“Should the U.S. imperialists and the south Korean puppet forces fire even a single shell into the waters where the sovereignty of our Re-public is exercised, the KPA will immediately launch its merciless military counter-actions,” it added.
“The KPA will mercilessly foil the nuclear war racket of the aggressors with its treasured nuclear sword of justice,” it said.
The response was expected as Pyongyang considers the drills a rehears-al for an invasion, despite U.S. and South Korean insistence that they are defensive in nature.
But the characteristic hyperbole and belligerent tone has taken on added significance after two nuclear tests last year and a series of missile launches raised concern that the North is making faster-than-expected progress in its nuclear-weapons program.
Most recently, North Korea test-fired an intermediate-range missile into the Sea of Japan on Feb. 12. Also, leader Kim Jong Un’s half brother was assassinated with VX nerve agent on Feb. 13, which South Korea has said was the work of North Korean agents, although the com-munist state denied involvement.
South Korean military officials reiterated the drills are meant as routine defensive measures but said they were ready to respond to any actions by the North.
“If North Korea commits provocations, we’ll be protecting our people’s lives and property by punishing them without any hesitation,” a spokesman for the Joint Chiefs of Staff said during a media briefing.
Foal Eagle is a field-training exercise involving about 10,000 ground, air, naval and special-operations forces, including 3,500 servicemem-bers who are being brought to the peninsula, U.S. Forces Korea said.
A separate, computer-simulated command post exercise known as Key Re-solve also is due to begin in mid-March.
The two Koreas are divided by the world’s most heavily fortified bor-der as they remain technically at war after the 1950-53 conflict ended in an armistice instead of a peace treaty. There are about 28,500 U.S. servicemembers stationed in South Korea, with others frequently brought on temporary training assignments.
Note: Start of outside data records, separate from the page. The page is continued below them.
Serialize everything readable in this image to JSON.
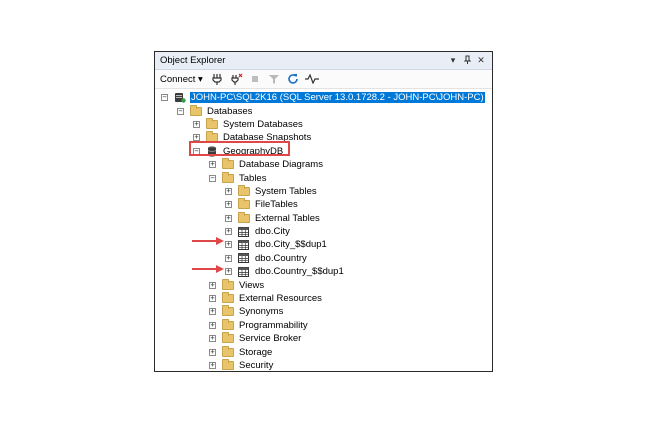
{
  "window": {
    "title": "Object Explorer",
    "pin_glyph": "▾",
    "dock_glyph": "⊥",
    "close_glyph": "✕"
  },
  "toolbar": {
    "connect_label": "Connect ▾",
    "icons": [
      "connect-icon",
      "disconnect-icon",
      "stop-icon",
      "filter-icon",
      "refresh-icon",
      "activity-monitor-icon"
    ]
  },
  "tree": {
    "server": "JOHN-PC\\SQL2K16 (SQL Server 13.0.1728.2 - JOHN-PC\\JOHN-PC)",
    "databases": "Databases",
    "system_databases": "System Databases",
    "database_snapshots": "Database Snapshots",
    "geography_db": "GeographyDB",
    "database_diagrams": "Database Diagrams",
    "tables": "Tables",
    "system_tables": "System Tables",
    "file_tables": "FileTables",
    "external_tables": "External Tables",
    "dbo_city": "dbo.City",
    "dbo_city_dup": "dbo.City_$$dup1",
    "dbo_country": "dbo.Country",
    "dbo_country_dup": "dbo.Country_$$dup1",
    "views": "Views",
    "external_resources": "External Resources",
    "synonyms": "Synonyms",
    "programmability": "Programmability",
    "service_broker": "Service Broker",
    "storage": "Storage",
    "security": "Security"
  },
  "colors": {
    "selection": "#0078d7",
    "highlight": "#e04848",
    "folder": "#e8c46b"
  }
}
Stars and Stripes reporter Yoo Kyong Chang contributed to this report.